Eighteenth-century England knew nothing of religious liberty. Being Catholic was dangerous. The English Civil War that began in 1642 and ended with the beheading of King Charles I took place in part because Parliament suspected the king of Catholic leanings. The Glorious Revolution of 1689 deposed King James II specifically because a son had been born to that Catholic monarch and thus the throne would no longer naturally be passed down to his Protestant daughters.
When his younger daughter, Queen Anne, died without heir in 1714, Parliament feared the rest of the Stuart family, who were all Catholic. It gave the throne to a German relative (King George I), who happened to be Protestant. James had already tried to regain the throne by force. Both his son and grandson pursued their own claims, meeting military defeat in 1715, 1719, and 1745.
In the midst of all this political and religious strife, many English Catholics, including Wade in about 1731, went into exile in France. Wade made his living there by teaching music and making beautiful musical manuscripts. He apparently wrote the words (in Latin) and music to “Adeste fideles” some time between 1740 and 1743. Here is the first verse:
Adeste, fideles læti, triumphantes;
Venite, venite in Bethlehem:
Natum videte Regem Angelorum.
Venite, adoremus Dominum.
Some English Protestants apparently suggested that the words had some hidden Jacobite meaning. According to this theory, “Bethlehem” was a standard code word for England. “Angelorum” means angels, but take away the “e” and it become “Anglorum,” or “English. So the first verse really meant to glorify Charles Stuart as king (‘regem” of England!
That may or may not be true, but after the final defeat of the Stuarts no one remembered such theories for long. Wade himself returned to England before his death. Both his words and music became popular all over Europe. The carol was first printed in England in 1782, but without attribution. Wade’s authorship remained unknown until more than two hundred years after he wrote it.
At least 50 English translations have appeared over the years.
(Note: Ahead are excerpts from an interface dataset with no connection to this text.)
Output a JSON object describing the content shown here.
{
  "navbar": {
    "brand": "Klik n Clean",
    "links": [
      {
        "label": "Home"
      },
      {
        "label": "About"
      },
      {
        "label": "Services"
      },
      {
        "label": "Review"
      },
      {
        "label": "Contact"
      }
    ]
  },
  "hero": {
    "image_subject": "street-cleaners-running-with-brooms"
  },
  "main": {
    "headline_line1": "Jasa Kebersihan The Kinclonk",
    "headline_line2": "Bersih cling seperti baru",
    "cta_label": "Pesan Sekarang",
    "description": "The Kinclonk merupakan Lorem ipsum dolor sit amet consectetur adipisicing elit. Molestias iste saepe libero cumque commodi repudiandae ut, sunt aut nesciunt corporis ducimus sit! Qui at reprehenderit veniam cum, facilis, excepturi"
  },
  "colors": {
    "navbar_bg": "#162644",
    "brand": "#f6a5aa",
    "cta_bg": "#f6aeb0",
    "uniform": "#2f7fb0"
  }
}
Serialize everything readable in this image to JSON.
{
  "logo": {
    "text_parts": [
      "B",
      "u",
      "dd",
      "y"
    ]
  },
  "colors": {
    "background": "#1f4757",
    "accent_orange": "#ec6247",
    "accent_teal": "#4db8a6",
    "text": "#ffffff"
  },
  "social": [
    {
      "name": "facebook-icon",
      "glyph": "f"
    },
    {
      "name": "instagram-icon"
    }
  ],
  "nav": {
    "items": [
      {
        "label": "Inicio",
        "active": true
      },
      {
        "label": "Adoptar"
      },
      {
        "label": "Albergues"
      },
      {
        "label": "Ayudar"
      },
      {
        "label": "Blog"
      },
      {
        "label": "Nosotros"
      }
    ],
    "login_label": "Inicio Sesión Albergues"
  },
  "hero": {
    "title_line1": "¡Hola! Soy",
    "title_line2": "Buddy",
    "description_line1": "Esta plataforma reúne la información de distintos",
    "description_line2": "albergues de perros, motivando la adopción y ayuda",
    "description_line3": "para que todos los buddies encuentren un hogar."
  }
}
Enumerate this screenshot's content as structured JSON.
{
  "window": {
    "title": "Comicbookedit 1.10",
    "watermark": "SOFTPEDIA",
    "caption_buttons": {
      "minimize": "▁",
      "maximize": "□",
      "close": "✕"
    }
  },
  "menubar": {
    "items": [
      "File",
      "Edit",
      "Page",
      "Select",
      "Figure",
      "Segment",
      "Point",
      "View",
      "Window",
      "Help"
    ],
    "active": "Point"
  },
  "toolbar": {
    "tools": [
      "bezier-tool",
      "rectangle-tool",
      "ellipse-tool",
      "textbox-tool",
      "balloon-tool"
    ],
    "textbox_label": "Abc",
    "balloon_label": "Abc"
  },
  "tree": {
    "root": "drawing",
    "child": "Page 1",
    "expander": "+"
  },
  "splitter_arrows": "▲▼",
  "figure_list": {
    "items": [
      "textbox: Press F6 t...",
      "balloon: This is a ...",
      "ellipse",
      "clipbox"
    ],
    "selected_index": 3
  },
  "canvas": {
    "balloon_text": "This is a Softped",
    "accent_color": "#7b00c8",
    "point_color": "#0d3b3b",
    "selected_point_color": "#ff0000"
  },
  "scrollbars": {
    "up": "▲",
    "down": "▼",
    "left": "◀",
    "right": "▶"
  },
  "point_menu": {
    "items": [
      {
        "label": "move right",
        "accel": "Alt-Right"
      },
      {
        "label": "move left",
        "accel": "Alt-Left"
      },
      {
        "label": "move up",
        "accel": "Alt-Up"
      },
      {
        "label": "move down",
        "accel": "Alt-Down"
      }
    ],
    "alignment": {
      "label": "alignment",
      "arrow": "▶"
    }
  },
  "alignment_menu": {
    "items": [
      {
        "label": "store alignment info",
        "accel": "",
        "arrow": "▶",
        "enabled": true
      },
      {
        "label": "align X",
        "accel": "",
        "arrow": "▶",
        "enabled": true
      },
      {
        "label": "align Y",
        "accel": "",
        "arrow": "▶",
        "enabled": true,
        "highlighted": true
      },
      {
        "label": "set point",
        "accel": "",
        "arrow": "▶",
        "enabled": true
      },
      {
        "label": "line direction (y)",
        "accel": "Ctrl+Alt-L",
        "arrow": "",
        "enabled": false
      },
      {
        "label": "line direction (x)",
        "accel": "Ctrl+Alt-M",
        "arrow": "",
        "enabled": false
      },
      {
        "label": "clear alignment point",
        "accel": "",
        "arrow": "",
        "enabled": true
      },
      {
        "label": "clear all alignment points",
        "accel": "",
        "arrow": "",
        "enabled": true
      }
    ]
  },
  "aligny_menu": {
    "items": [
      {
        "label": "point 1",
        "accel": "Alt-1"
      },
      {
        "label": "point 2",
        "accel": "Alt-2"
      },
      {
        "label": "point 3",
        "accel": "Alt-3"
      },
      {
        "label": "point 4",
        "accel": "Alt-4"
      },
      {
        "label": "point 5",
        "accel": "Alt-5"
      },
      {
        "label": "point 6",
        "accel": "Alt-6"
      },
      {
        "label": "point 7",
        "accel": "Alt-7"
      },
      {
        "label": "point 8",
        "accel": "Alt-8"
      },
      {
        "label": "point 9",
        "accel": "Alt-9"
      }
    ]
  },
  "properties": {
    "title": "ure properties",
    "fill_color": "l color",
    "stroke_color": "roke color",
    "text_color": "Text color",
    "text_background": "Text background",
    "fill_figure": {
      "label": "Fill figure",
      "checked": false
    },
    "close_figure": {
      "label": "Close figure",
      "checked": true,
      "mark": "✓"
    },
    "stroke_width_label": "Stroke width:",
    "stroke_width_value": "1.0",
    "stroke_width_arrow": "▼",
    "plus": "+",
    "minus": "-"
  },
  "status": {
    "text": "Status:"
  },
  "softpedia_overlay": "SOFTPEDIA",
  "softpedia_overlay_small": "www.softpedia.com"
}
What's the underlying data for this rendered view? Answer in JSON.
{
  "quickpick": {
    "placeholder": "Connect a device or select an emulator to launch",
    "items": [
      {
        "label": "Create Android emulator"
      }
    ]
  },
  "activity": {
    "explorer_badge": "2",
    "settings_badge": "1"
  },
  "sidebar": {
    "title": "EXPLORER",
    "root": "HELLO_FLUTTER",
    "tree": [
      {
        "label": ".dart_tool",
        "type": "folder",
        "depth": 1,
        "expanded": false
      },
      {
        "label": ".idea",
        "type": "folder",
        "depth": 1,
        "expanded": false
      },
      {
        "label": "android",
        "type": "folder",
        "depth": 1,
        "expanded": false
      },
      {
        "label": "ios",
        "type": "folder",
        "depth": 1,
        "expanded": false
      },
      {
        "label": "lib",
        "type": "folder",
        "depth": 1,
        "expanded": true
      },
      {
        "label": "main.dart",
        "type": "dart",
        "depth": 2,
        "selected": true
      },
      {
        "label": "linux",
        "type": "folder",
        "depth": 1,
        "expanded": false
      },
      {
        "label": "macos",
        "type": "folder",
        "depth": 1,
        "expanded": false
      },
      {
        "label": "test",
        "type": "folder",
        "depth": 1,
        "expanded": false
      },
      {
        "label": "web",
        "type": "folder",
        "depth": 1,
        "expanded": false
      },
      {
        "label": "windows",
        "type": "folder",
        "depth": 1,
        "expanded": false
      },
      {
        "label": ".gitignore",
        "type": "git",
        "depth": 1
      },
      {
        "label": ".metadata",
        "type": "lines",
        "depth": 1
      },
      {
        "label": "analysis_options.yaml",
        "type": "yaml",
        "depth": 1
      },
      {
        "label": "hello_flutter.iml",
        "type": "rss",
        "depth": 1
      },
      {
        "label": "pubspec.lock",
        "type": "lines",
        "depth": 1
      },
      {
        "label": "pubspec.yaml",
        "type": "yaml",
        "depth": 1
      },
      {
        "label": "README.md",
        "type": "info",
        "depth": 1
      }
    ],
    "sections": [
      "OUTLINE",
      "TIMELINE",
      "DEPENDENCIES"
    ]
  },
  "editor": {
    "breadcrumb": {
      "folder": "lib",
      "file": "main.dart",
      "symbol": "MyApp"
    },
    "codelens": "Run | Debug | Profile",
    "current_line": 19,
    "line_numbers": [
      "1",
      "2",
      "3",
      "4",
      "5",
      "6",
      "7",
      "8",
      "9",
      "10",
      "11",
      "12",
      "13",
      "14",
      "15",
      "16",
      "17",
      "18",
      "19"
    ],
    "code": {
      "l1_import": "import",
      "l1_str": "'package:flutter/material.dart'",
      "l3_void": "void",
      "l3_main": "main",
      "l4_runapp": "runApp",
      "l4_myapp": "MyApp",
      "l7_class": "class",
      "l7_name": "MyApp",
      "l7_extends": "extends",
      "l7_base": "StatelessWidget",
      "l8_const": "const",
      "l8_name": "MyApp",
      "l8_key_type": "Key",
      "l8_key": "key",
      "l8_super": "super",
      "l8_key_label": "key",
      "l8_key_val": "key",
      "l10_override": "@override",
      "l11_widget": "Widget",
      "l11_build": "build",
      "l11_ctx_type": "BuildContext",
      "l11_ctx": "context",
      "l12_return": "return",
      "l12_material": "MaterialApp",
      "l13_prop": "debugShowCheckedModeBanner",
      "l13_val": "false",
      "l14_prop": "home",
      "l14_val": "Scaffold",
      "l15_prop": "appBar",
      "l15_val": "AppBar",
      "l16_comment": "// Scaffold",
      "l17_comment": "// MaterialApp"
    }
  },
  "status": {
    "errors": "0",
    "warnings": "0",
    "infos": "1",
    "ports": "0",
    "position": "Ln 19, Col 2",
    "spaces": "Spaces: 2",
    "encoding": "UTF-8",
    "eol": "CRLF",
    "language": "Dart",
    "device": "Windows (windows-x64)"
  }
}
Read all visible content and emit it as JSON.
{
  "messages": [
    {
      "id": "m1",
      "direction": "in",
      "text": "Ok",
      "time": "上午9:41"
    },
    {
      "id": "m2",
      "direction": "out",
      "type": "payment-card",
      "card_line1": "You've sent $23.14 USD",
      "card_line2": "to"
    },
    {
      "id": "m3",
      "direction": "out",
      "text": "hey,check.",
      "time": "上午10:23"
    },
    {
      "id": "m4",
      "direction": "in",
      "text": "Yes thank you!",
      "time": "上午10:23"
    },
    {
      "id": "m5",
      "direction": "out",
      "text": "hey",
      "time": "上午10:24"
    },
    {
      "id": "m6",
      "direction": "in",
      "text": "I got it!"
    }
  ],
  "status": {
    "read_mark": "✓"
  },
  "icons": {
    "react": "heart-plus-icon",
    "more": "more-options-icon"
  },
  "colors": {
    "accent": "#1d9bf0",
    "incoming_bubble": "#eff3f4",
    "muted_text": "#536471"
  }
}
Frederick Oakeley, an English Anglican priest, made the most popular one in 1841. Ironically, he converted to Roman Catholicism in 1845. He changed his original first line, “Ye faithful, approach ye,” to the familiar and more singable “O come, all ye faithful” at about the same time.
And isn’t that the real message of the entire text? O come all ye faithful: Catholic, Protestant, Orthodox, Coptic, it doesn’t matter. Come and worship not only the King Angels, but the Lord of the Universe, born in human flesh to redeem all humanity from sin and death. Let us all adore him.
Sources: Hymns and Carols of Christmas; Christmas Classics: The Story Behind 40 Favorite Carols / by David McLaughlan (Barbour, 2010)